::: DATA SUPPLIED

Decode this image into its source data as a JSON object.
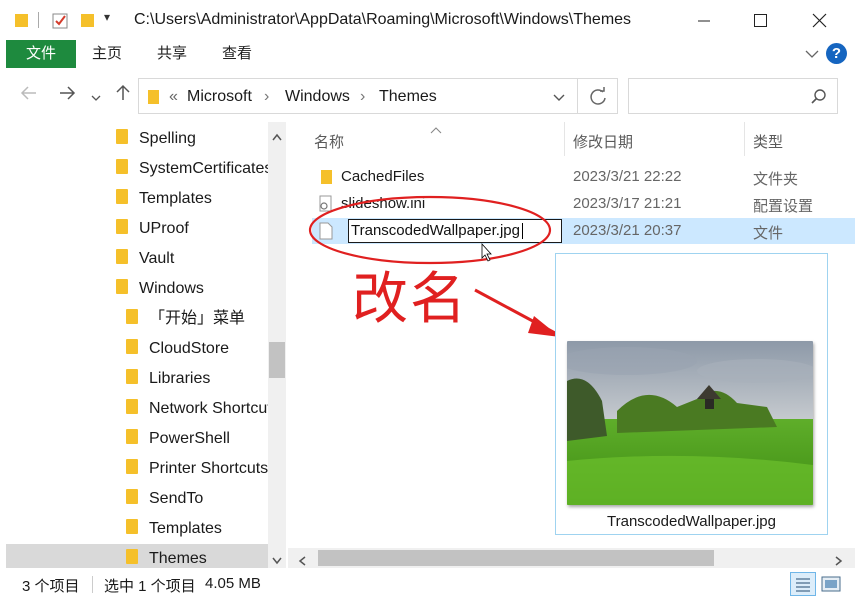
{
  "window": {
    "path": "C:\\Users\\Administrator\\AppData\\Roaming\\Microsoft\\Windows\\Themes"
  },
  "ribbon": {
    "tabs": [
      "文件",
      "主页",
      "共享",
      "查看"
    ]
  },
  "address": {
    "overflow": "«",
    "crumbs": [
      "Microsoft",
      "Windows",
      "Themes"
    ]
  },
  "search": {
    "placeholder": ""
  },
  "nav_tree": [
    {
      "label": "Spelling",
      "selected": false
    },
    {
      "label": "SystemCertificates",
      "selected": false
    },
    {
      "label": "Templates",
      "selected": false
    },
    {
      "label": "UProof",
      "selected": false
    },
    {
      "label": "Vault",
      "selected": false
    },
    {
      "label": "Windows",
      "selected": false
    },
    {
      "label": "「开始」菜单",
      "selected": false
    },
    {
      "label": "CloudStore",
      "selected": false
    },
    {
      "label": "Libraries",
      "selected": false
    },
    {
      "label": "Network Shortcuts",
      "selected": false
    },
    {
      "label": "PowerShell",
      "selected": false
    },
    {
      "label": "Printer Shortcuts",
      "selected": false
    },
    {
      "label": "SendTo",
      "selected": false
    },
    {
      "label": "Templates",
      "selected": false
    },
    {
      "label": "Themes",
      "selected": true
    }
  ],
  "columns": {
    "name": "名称",
    "date": "修改日期",
    "type": "类型"
  },
  "files": [
    {
      "name": "CachedFiles",
      "date": "2023/3/21 22:22",
      "type": "文件夹",
      "icon": "folder-icon"
    },
    {
      "name": "slideshow.ini",
      "date": "2023/3/17 21:21",
      "type": "配置设置",
      "icon": "settings-file-icon"
    },
    {
      "name": "TranscodedWallpaper.jpg",
      "date": "2023/3/21 20:37",
      "type": "文件",
      "icon": "file-icon",
      "renaming": true
    }
  ],
  "preview": {
    "label": "TranscodedWallpaper.jpg"
  },
  "annotation": {
    "text": "改名"
  },
  "status": {
    "count": "3 个项目",
    "selected": "选中 1 个项目",
    "size": "4.05 MB"
  },
  "colors": {
    "accent_file_tab": "#1e8a3e",
    "selection": "#cce8ff",
    "annotation": "#e02020",
    "folder": "#f5c02a"
  }
}
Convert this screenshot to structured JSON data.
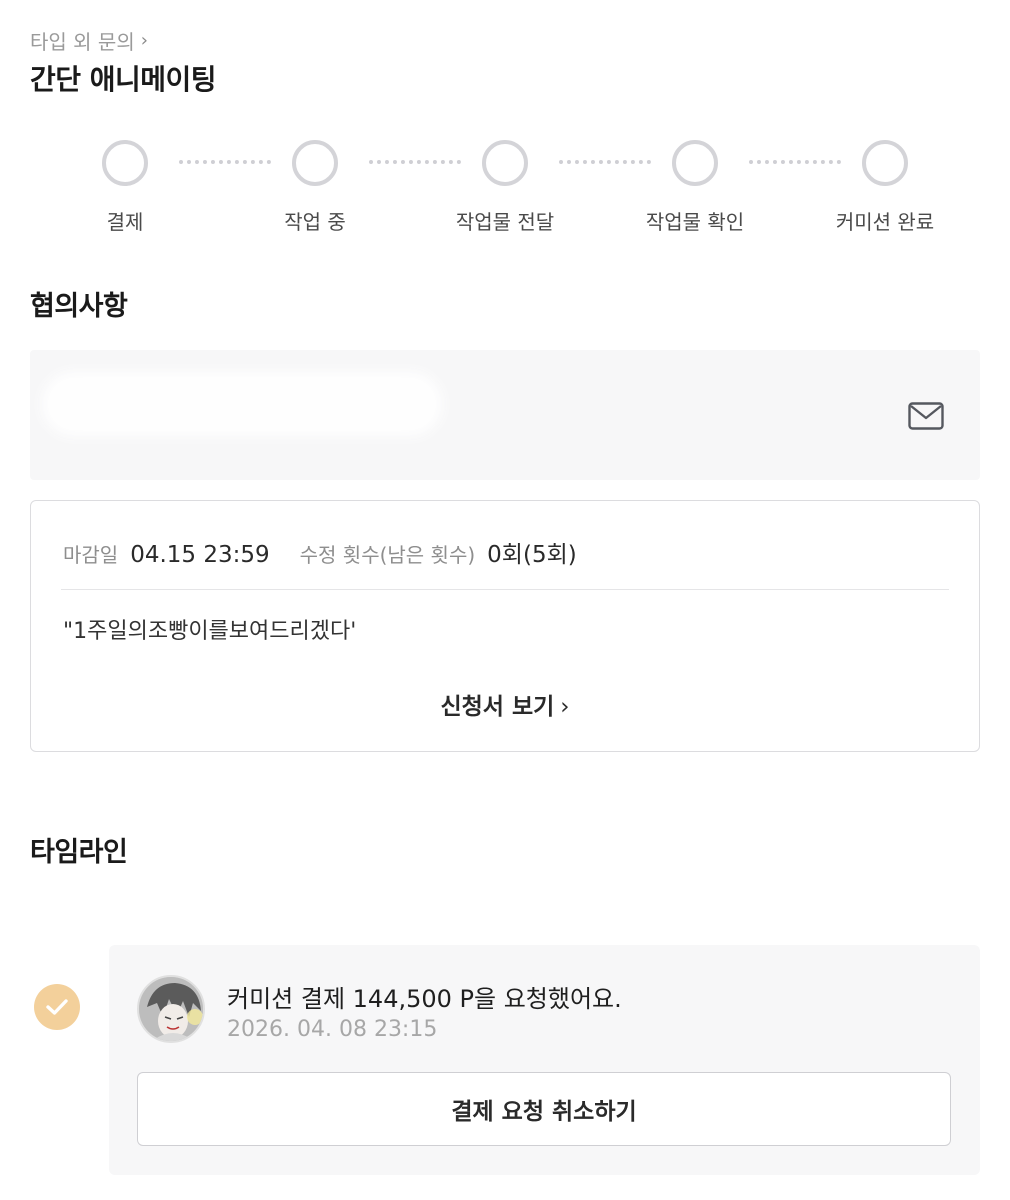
{
  "header": {
    "breadcrumb": "타입 외 문의",
    "title": "간단 애니메이팅"
  },
  "steps": [
    {
      "label": "결제",
      "completed": false
    },
    {
      "label": "작업 중",
      "completed": false
    },
    {
      "label": "작업물 전달",
      "completed": false
    },
    {
      "label": "작업물 확인",
      "completed": false
    },
    {
      "label": "커미션 완료",
      "completed": false
    }
  ],
  "agreement": {
    "title": "협의사항",
    "icon": "mail-icon"
  },
  "info": {
    "deadline_label": "마감일",
    "deadline_value": "04.15 23:59",
    "revisions_label": "수정 횟수(남은 횟수)",
    "revisions_value": "0회(5회)",
    "quote": "\"1주일의조빵이를보여드리겠다'",
    "view_link": "신청서 보기"
  },
  "timeline": {
    "title": "타임라인",
    "items": [
      {
        "message": "커미션 결제 144,500 P을 요청했어요.",
        "time": "2026. 04. 08 23:15",
        "button": "결제 요청 취소하기"
      }
    ]
  },
  "colors": {
    "step_circle": "#d4d4d8",
    "check_badge": "#f3d09b",
    "card_bg": "#f7f7f8"
  }
}
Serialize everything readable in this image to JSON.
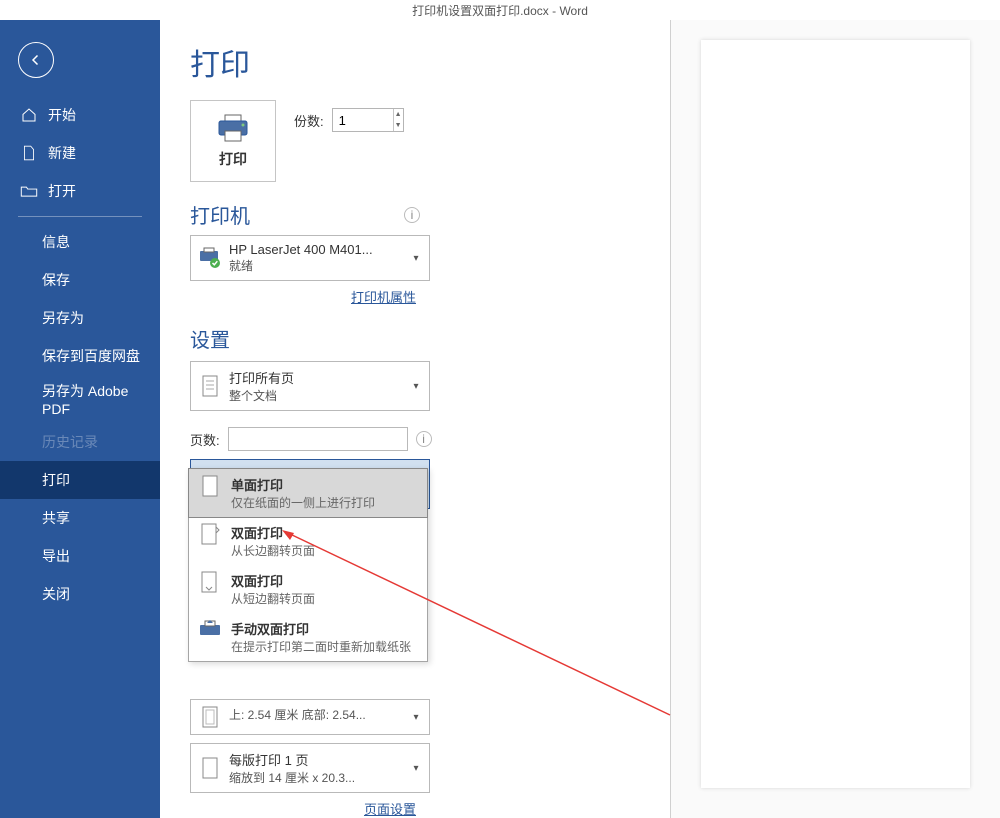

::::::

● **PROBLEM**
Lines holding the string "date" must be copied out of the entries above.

● **ANSWER SPACE**
    "date": "修改日期",
      "date": "2023/3/21 22:22",
      "date": "2023/3/17 21:21",
      "date": "2023/3/21 20:37",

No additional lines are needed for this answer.